Canadian National Railway has been fined $2.5 million for an April 2015 spill of diesel fuel into the North Saskatchewan River.
The fine was levied against the railway Thursday in an Edmonton courtroom.
CN pleaded guilty to one violation under the federal Fisheries Act and three charges under the Canadian Environment Protection Act. The Fisheries Act charge related to the impact on fish and wildlife from the diesel spill. The three charges under the CEPA pertained to the lack of an emergency response plan on site to deal with the incident, using an outdated pipe, and operating a centrifugal-type pump that had been banned from use.
In speaking to sentence, federal prosecutor Erin Eacott said CN was “grossly negligent” by not taking “simple and inexpensive steps” that could have prevented the incident, which occurred when a malfunctioning separator discharged a mix of diesel and water into a storm sewer in CN’s Bissell rail yard in north Edmonton on April 9, 2015.
The conviction is one of the first under the amended federal Fisheries Act.
“When you’re looking at a $2-million to $2.5-million fine, this sends a strong message of deterrence,” said Eacott, who added the fine also helps to make sure industry complies with the law.
“It’s also an important deterrence for CN itself,” said Eacott.
During the sentencing hearing, Eacott noted that CN had three previous convictions under the Fisheries Act.
CN was fined $1.4 million by the province of Alberta and the federal government for a 2005 train derailment that spilled bunker oil into Lake Wabamun, west of Edmonton.
The company was fined $400,000 for a 2005 derailment that spilled caustic soda into the Cheakamus River in B.C., and $75,000 for an oil spill that leaked into the Fraser River in 2009.
The 2015 spill into the North Saskatchewan River was estimated to be 90 litres, court heard Thursday. There was no evidence fish died as a result of the incident. Environment Canada regional director Daniel Smith said the large fine will help contribute to a “healthier and safer river.”
“So, $2 million for 90 litres of diesel fuel is a very significant fine, and what we think this does is set a deterrence for anyone operating near water, or near a storm drain.”
Spill traced back 8 kilometres
Smith said CN failed to report the spill to the Alberta Spills Line, forcing Environment Canada officers and the city to trace the diesel fuel eight kilometres back from the river to the source at the CN Bissell yards in north Edmonton.
“Had it not been for the excellent work of our officers and the City of Edmonton, we would have not known about this, and potentially not been able to hold CN rail to account for their actions,” Smith said.
Nicholas Hughes, the lawyer representing CN, said the company accepts full responsibility for the spill.

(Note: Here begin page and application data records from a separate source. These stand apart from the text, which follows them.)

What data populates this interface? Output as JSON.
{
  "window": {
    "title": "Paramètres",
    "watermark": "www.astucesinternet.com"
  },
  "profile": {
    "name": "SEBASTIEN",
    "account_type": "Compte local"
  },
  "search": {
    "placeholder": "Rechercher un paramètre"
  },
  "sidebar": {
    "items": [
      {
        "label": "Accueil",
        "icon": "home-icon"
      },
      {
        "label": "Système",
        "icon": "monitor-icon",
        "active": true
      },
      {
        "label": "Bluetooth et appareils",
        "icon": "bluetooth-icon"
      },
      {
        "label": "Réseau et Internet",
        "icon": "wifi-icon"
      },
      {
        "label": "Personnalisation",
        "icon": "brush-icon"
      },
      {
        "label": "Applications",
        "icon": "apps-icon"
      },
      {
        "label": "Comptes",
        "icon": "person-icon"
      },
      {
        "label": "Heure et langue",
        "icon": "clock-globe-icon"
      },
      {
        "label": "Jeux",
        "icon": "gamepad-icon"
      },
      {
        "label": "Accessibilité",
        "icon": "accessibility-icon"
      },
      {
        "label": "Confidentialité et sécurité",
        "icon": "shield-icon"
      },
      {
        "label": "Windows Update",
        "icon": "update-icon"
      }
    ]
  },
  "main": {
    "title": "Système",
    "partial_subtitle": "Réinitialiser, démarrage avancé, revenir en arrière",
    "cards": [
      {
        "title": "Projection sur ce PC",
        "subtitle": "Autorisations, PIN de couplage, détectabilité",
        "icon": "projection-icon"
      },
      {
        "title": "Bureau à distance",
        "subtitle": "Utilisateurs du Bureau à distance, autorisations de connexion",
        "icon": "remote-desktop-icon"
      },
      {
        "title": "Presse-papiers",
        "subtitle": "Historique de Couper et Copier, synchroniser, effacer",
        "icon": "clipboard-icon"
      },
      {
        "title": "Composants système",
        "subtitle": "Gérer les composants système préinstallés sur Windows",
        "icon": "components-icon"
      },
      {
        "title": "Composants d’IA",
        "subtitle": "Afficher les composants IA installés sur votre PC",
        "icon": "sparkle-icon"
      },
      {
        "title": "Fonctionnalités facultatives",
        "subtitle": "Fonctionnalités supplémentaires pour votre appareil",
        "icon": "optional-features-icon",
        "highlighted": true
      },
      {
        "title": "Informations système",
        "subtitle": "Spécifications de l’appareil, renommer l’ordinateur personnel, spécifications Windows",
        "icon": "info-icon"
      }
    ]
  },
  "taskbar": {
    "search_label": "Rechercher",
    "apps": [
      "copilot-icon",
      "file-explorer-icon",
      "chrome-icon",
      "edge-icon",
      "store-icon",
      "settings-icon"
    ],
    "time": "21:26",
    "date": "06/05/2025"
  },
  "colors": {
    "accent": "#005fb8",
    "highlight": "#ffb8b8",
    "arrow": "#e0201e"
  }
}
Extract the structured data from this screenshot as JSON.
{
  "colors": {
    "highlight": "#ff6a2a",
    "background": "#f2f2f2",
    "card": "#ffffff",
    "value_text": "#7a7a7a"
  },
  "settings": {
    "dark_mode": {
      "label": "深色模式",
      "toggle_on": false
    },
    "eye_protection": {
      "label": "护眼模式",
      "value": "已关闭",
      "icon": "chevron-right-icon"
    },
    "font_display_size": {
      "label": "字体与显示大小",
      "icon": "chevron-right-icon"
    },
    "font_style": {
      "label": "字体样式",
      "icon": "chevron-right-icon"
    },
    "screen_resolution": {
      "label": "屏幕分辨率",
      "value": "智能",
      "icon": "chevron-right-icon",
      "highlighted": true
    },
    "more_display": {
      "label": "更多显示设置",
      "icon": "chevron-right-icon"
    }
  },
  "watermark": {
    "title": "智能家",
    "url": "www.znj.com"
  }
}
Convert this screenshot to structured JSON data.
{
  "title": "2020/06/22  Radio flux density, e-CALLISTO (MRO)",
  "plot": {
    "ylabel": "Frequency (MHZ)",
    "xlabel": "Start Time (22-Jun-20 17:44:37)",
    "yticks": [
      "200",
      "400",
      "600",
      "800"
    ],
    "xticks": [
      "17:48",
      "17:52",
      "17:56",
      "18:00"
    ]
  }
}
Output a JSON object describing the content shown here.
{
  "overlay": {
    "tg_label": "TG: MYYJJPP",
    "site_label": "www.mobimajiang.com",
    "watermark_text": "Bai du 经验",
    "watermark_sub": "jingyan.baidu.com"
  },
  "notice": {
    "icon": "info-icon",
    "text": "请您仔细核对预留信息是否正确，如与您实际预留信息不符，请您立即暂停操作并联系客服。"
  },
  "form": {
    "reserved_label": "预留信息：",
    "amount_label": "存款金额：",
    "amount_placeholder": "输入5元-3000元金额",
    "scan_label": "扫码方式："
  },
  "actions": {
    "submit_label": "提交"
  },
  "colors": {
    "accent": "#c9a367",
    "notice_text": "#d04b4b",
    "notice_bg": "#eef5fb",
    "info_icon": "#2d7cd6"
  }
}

Earlier this week, Alberta Environment and Parks said CN had been fined $125,000 after the company pleaded guilty to two provincial environmental charges stemming from the same 2015 discharge of diesel fuel into the river.
In an agreed statement of facts, CN acknowledged that when the discharge occurred an alarm system wasn’t working. Filters had not been replaced and employees didn’t know whose responsibility it was to deal with some of the equipment.